For many of our canine companions bonfire night and firework celebrations are a frightening and stressful event that they can’t escape from. However, as our post-homing support manager, Susan McKeon, explains there are several things you can do to help your dog and lessen the stress that fireworks can cause.
If you know that your dog is sensitive to noise and is afraid of fireworks, do speak to your vet about treatments that can help. There are a number of traditional and homeopathic remedies which have been found to be very useful at alleviating anxiety, however it is very important that you discuss any treatments with your vet before you start using them.
If your vet prescribes a medication, it is often useful to have a ‘practice run’ before bonfire night, to see how your dog responds. It is also worth considering that some medications and remedies only deal with the symptoms of anxiety, and although your dog may appear outwardly calmer the fear itself has not gone away. Don’t be afraid to discuss the medication with your vet.
Create a den
It’s a great idea to create a den/safe-haven before bonfire night and allow your dog to get used to settling in the den in the run up to firework season. The den should be in an area where your dog feels happy and most comfortable, such as by the side of your bed, in their crate, under a table, under the stairs, or wherever your dog feels safe. It should not be located by a window or an outside wall, as any sounds and vibrations are likely to be heard and felt more.
To create the den, drape some blankets over the area, provide soft bedding and a range of chews and stuffed chew toys, and encourage your dog to relax in the den. The is the equivalent of providing a safe ‘bolt hole’
The use of ADAPTIL – a synthetic version of the dog appeasing pheromone – has proven to be beneficial in lessening anxiety for some dogs. It is available as a collar, plug in diffuser and spray, and ideally should be used in the weeks running up to bonfire night. A tight fitting, calming coat may help too and, again, should be gradually introduced to the dog in the weeks before bonfire night – this helps to ensure that the dog does not just associate its use with the sudden appearance of fireworks.
Avoid night time frights
It’s amazing how spooky things look in the dark, and once the dark nights arrive, it’s not uncommon for some dogs to become reluctant to go outside. Things look very different at night: everyday objects that can be seen in the daylight, can become sinister looking in the dark, sounds carry more and things may smell different (fires are lit, nocturnal animals come out more), which can make familiar places become a little scary for some dogs.
If you can, walk your dog before it becomes dark (particularly on Bonfire Night); a long lunchtime walk will provide them with some good mental and physical stimulation and may help them relax a little more. If you can’t take them for a walk in the daytime, consider employing a dog walker during the firework season.
To avoid night time toilet breaks, you can always feed your dog earlier in the day and ensure that they toilet before dusk. If, however, your dog does need to toilet after dark, do accompany your dog into the garden, particularly if fireworks are likely to go off. It only takes one frightening experience, such as a loud firework going off, when your dog is outside alone, to make them not want to go out in the dark. .
Tips for Bonfire Night itself

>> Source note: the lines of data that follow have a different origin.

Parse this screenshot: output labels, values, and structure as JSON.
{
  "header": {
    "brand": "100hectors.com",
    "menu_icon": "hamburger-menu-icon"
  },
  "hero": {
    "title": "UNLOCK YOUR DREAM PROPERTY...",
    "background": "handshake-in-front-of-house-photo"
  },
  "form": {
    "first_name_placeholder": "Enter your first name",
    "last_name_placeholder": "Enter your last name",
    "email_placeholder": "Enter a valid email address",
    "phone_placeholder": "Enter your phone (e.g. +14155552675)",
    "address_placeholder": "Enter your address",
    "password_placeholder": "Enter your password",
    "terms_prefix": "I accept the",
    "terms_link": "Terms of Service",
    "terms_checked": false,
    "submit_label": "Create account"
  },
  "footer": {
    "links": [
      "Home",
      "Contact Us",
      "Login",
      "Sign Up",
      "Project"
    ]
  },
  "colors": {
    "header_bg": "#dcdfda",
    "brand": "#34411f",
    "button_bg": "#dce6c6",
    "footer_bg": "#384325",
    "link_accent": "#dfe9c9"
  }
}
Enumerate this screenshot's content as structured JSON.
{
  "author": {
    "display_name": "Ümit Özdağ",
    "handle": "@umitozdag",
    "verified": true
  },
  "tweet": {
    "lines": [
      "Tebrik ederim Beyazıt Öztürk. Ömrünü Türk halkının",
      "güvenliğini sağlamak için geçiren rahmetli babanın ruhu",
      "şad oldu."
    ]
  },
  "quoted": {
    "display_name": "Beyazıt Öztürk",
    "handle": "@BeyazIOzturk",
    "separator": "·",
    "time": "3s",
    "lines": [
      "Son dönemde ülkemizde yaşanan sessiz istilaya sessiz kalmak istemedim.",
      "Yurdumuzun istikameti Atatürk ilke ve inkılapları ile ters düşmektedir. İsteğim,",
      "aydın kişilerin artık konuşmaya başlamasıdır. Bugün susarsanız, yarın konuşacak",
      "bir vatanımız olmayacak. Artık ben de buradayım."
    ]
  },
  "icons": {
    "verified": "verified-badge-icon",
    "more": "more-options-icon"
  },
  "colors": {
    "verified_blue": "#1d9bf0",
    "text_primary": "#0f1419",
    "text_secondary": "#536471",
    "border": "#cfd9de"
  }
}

On the night itself, make sure that all doors, windows and curtains are shut, and that your dog is safely within the house. Turn the TV or radio up, and provide your dog with a stuffed chew toy in their den before the fireworks start.
Make sure that your dog cannot accidentally escape – cat flaps and dog flaps should be closed and locked too. It’s important to make sure that your dog is microchipped and is wearing a suitable identification tag, in case they escape during the fireworks. In the event that your dog does escape, they are more likely to be identified if they are wearing a collar and identity tag and are microchipped.
If you live in an area that has a large number of firework displays, it is worth considering taking your dog to a quieter location or to go and stay with a friend or relative for the night. If you choose this option, do remember to update your dog’s identity tag with the temporary address
Don’t be afraid to provide reassurance
Don’t be afraid to reassure your dog. Contrary to popular belief, you cannot reinforce fear by reassuring your dog with a gentle massage and talking in a soft voice. Just leaving your dog to go ‘cold turkey’ with something they’re afraid of is more like to reinforce their fear, and increase their anxiety.
If your dog decides to hide under the bed, in the bath or any other place in the house, let them. Provide them with gentle reassurance and do not drag them out from their hiding place.
Prevention is better than cure
As with most things in life – prevention is better than cure. To help your dog cope with distressing events like Bonfire Night, you can help habituate them to loud unusual noises and other situations before fear and other phobias set in. By following a planned desensitization programme – which safely and gradually exposes your dog to different experiences, including loud noises – you can help your dog to cope more effectively with novel, frightening sounds like fireworks and avoid the distress that bonfire night can cause.